Active Visual Exploration Based on Attention-Map Entropy

2Jagiellonian University, 3Warsaw University of Technology,
4Tooploox, 5Ardigen
IJCAI 2023

Intelligently explore the environment visually just like humans do, based on internal model uncertainty.


Active visual exploration addresses the issue of limited sensor capabilities in real-world scenarios, where successive observations are actively chosen based on the environment. To tackle this problem, we introduce a new technique called Attention-Map Entropy (AME). It leverages the internal uncertainty of the transformer-based model to determine the most informative observations. In contrast to existing solutions, it does not require additional loss components, which simplifies the training. Through experiments, which also mimic retina-like sensors, we show that such simplified training significantly improves the performance of reconstruction, segmentation and classification on publicly available datasets.

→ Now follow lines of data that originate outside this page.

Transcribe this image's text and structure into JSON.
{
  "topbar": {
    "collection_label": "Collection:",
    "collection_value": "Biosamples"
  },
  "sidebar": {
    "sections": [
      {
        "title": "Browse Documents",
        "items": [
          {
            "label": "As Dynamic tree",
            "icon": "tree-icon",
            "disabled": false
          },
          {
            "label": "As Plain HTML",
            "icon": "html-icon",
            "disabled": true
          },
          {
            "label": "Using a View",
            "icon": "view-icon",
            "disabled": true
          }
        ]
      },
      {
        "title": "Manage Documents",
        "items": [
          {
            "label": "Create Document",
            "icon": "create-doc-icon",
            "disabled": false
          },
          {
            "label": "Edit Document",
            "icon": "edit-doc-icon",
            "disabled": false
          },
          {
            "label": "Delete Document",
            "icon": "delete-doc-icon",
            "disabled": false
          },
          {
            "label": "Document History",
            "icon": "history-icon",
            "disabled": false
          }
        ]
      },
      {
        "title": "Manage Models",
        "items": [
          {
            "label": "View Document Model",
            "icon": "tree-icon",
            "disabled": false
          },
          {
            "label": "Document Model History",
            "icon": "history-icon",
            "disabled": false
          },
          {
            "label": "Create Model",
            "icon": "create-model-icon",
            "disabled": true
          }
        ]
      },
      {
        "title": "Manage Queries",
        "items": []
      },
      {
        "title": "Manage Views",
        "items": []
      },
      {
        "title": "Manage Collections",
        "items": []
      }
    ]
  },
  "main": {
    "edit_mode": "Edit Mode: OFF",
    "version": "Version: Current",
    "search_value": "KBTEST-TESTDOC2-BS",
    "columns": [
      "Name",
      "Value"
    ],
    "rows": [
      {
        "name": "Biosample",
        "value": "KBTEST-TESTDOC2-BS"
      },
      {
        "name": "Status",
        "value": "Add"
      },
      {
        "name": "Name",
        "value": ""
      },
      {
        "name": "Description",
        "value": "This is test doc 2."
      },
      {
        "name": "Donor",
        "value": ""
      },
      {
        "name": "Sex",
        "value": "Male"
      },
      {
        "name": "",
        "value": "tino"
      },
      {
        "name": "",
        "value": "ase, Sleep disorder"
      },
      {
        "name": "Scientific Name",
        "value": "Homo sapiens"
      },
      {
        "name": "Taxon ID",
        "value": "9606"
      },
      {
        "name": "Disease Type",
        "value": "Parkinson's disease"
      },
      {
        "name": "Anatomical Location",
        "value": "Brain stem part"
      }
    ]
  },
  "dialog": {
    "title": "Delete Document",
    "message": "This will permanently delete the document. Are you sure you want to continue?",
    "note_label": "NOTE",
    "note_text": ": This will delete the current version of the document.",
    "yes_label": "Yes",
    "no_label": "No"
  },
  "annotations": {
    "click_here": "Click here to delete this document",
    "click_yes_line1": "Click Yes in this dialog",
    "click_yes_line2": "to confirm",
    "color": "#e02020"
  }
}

Visual exploration - human versus AI

visual exploration - human vs. AI

Humans naturally visually explore surrounding environment, using already observed areas as clues to where the wanted object can be located. At the same time, common state-of-the-art artificial intelligence solutions analyze all available data, which is inefficient and waste time and computational resources. In this project, we introduce a novel Active Visual Exploration method, enabling AI agents to efficiently explore their environment.

Attention-Map Entropy (AME)

Our approach chooses the most informative observations by reusing the internal uncertainty coded in the attention maps. In contrast to existing methods, it does not require any auxiliary loss functions dedicated to active exploration. Therefore, the training concentrates on the target task loss, not on an auxiliary loss, which improves overall performance.


The agent observed two patches of the image, which are processed by the encoder to produce their feature representations (orange rectangles). These outputs are combined with the masked patches (shown as gray rectangles) and passed through the decoder. The decoder reconstructs the missing image patches. Additionally, our method generates the entropy map for one of the decoder's multi-head self-attention layers and uses it to select the location of the third glimpse. The process repeats till we reach the assumed number of glimpses.

Entropy map

To explain the idea of the entropy map based on attention in the transformer layer, let us consider an image divided into four patches (2 × 2) on the left. Its attention map will be a 4 × 4 matrix, where each row represents the attention weights used to calculate the output in the next transformer layer for a corresponding patch. Calculating Shannon’s entropy for each row will result in a 2 × 2 entropy map. The patch with the highest entropy value is selected as the next glimpse.

Active visual exploration example

The figure shows a glimpse selection process based on AME for 8 × 322 glimpses for a sample 256 × 128 image. The rows correspond to a) step number, b) model input (glimpses), c) model prediction given, d) decoder attention entropy (known areas are explicitly set to zero). The algorithm explores the image in places where the reconstruction result is blurry.


Comparison of our model in reconstruction task against AttSeg, GlAtEx and SimGlim on SUN360, ADE20K and MS COCO [3] datasets. The metric used is a root mean square error (RMSE; lower is better). For each experiment, we provide a training and evaluation regime defined by a number of glimpses of a specific resolution. Pixel % and area % denote respectively: the percentage of image pixels known to the model and the percentage of image area seen by the model. Differences in both measures occur when dealing with retina-like glimpses, which have lower pixel counts by design. Our method outperforms competitive solutions in all configurations.

See the paper for results on segmentation and classification tasks.

More examples


  title     = {Active Visual Exploration Based on Attention-Map Entropy},
  author    = {Pardyl, Adam and Rypeść, Grzegorz and Kurzejamski, Grzegorz and Zieliński, Bartosz and Trzciński, Tomasz},
  booktitle = {Proceedings of the Thirty-Second International Joint Conference on
               Artificial Intelligence, {IJCAI-23}},
  publisher = {International Joint Conferences on Artificial Intelligence Organization},
  editor    = {Edith Elkind},
  pages     = {1303--1311},
  year      = {2023},
  month     = {8},
  note      = {Main Track},
  doi       = {10.24963/ijcai.2023/145},
  url       = {},